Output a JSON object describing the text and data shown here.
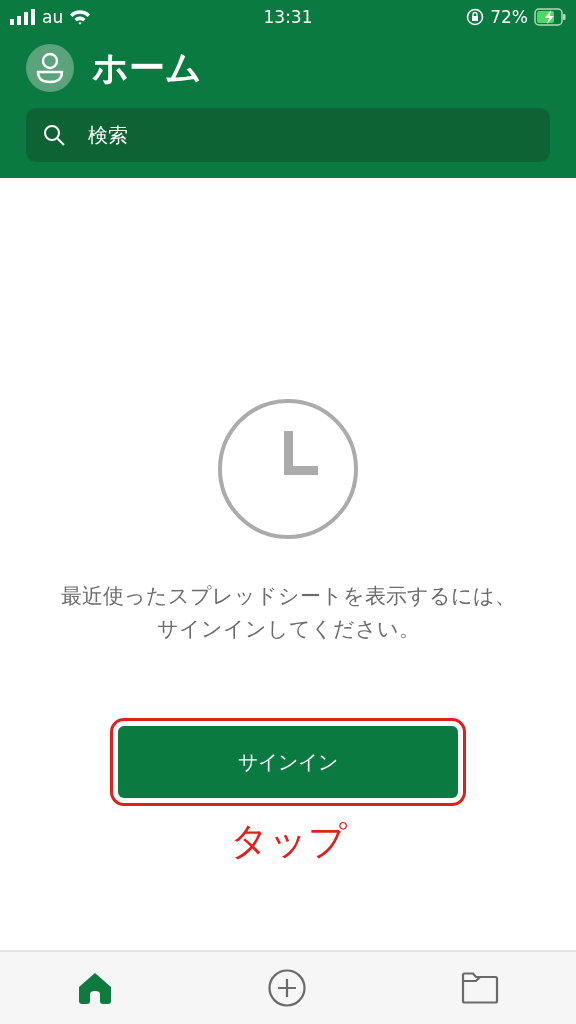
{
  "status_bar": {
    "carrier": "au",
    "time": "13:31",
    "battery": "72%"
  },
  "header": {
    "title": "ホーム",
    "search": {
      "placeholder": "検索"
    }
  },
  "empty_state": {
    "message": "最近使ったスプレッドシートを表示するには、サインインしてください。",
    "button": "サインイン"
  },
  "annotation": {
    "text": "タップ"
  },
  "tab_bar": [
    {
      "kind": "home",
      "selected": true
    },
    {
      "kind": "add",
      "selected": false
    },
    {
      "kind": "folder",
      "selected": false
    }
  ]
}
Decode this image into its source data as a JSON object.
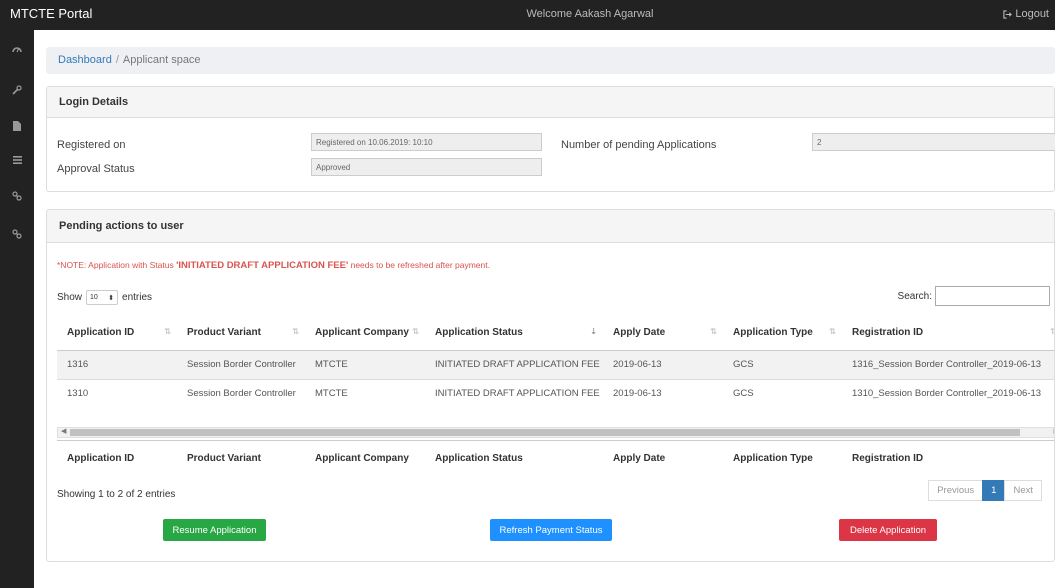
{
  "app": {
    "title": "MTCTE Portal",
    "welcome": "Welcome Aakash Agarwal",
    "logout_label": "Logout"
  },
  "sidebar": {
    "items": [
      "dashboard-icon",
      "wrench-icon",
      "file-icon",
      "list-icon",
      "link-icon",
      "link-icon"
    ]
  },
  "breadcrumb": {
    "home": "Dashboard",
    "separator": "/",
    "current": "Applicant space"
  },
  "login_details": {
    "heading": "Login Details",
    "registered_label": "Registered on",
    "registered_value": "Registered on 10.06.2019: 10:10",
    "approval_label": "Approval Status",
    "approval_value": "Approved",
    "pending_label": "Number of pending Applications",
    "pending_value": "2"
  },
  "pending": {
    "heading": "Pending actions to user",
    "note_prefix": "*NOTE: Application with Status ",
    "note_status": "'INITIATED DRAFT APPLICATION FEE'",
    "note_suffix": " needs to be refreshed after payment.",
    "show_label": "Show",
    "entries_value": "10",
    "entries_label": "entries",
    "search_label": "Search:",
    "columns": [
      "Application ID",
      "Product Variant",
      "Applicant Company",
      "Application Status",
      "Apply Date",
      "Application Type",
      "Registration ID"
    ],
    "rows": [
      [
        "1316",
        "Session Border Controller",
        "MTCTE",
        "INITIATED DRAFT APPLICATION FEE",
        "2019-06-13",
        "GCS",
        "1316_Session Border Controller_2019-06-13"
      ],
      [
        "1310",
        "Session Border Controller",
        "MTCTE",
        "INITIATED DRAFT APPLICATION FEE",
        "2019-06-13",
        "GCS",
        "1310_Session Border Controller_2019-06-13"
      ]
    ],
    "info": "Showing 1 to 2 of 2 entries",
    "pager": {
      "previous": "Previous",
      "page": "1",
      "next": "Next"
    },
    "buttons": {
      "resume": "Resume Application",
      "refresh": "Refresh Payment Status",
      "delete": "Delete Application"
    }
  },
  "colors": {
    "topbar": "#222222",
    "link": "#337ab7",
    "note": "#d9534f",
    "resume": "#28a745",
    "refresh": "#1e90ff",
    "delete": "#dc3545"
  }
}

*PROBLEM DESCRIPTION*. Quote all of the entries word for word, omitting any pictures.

*COMPLETED EXERCISE*.
Output a JSON object describing the text and data shown here.
{
  "status_bar": {
    "carrier": "au",
    "time": "13:31",
    "battery": "72%"
  },
  "header": {
    "title": "ホーム",
    "search": {
      "placeholder": "検索"
    }
  },
  "empty_state": {
    "message": "最近使ったスプレッドシートを表示するには、サインインしてください。",
    "button": "サインイン"
  },
  "annotation": {
    "text": "タップ"
  },
  "tab_bar": [
    {
      "kind": "home",
      "selected": true
    },
    {
      "kind": "add",
      "selected": false
    },
    {
      "kind": "folder",
      "selected": false
    }
  ]
}
Decode this image into its source data as a JSON object.
{
  "app": {
    "title": "MTCTE Portal",
    "welcome": "Welcome Aakash Agarwal",
    "logout_label": "Logout"
  },
  "sidebar": {
    "items": [
      "dashboard-icon",
      "wrench-icon",
      "file-icon",
      "list-icon",
      "link-icon",
      "link-icon"
    ]
  },
  "breadcrumb": {
    "home": "Dashboard",
    "separator": "/",
    "current": "Applicant space"
  },
  "login_details": {
    "heading": "Login Details",
    "registered_label": "Registered on",
    "registered_value": "Registered on 10.06.2019: 10:10",
    "approval_label": "Approval Status",
    "approval_value": "Approved",
    "pending_label": "Number of pending Applications",
    "pending_value": "2"
  },
  "pending": {
    "heading": "Pending actions to user",
    "note_prefix": "*NOTE: Application with Status ",
    "note_status": "'INITIATED DRAFT APPLICATION FEE'",
    "note_suffix": " needs to be refreshed after payment.",
    "show_label": "Show",
    "entries_value": "10",
    "entries_label": "entries",
    "search_label": "Search:",
    "columns": [
      "Application ID",
      "Product Variant",
      "Applicant Company",
      "Application Status",
      "Apply Date",
      "Application Type",
      "Registration ID"
    ],
    "rows": [
      [
        "1316",
        "Session Border Controller",
        "MTCTE",
        "INITIATED DRAFT APPLICATION FEE",
        "2019-06-13",
        "GCS",
        "1316_Session Border Controller_2019-06-13"
      ],
      [
        "1310",
        "Session Border Controller",
        "MTCTE",
        "INITIATED DRAFT APPLICATION FEE",
        "2019-06-13",
        "GCS",
        "1310_Session Border Controller_2019-06-13"
      ]
    ],
    "info": "Showing 1 to 2 of 2 entries",
    "pager": {
      "previous": "Previous",
      "page": "1",
      "next": "Next"
    },
    "buttons": {
      "resume": "Resume Application",
      "refresh": "Refresh Payment Status",
      "delete": "Delete Application"
    }
  },
  "colors": {
    "topbar": "#222222",
    "link": "#337ab7",
    "note": "#d9534f",
    "resume": "#28a745",
    "refresh": "#1e90ff",
    "delete": "#dc3545"
  }
}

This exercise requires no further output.